NEW YORK – The US dollar is plunging, the economy is imploding, and a crisis of identity is shaking countries around the world. So, what are Americans obsessed with at this critical moment? “Octamom”: the saga of Nadya Suleman, a young single mother in Los Angeles who, having already given birth to seven children, underwent fertility treatments and is now bringing home octuplets.

The story would ordinarily be a mere curiosity. But, ever since Suleman hit the news stream, dozens of media outlets have begun to report, with a kind of obsessive revulsion, on her every move. And, as if being called “Octamom” weren’t bad enough, pop stars such as Cher have come forward to denounce her; blogs have been created to track the details of her plastic surgery; and entertainment Web sites have sent reporters to stalk her and write shaming exposés of her sojourn at an expensive cosmetics counter.

It is true that there is plenty to condemn: Suleman’s family lives on food stamps, the children already at home don’t have enough baby furniture, and her own parents are giving interviews to the media in which they criticize her choices. Her publicist quit, calling her “crazy.”

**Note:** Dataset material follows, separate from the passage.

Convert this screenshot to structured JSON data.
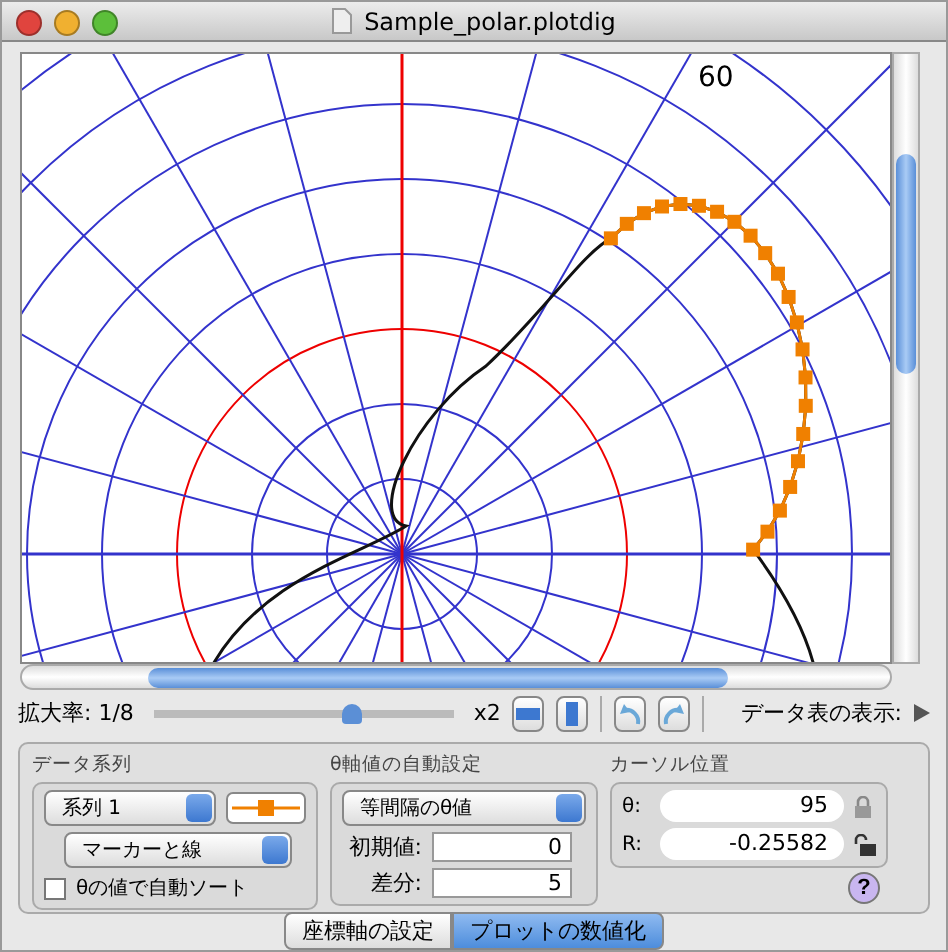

There have been plenty of oddball flash-in-the-pan media stars in US popular culture before Suleman. But her story just goes on and on, and the emotion that attaches to it seems strangely furious and vengeful.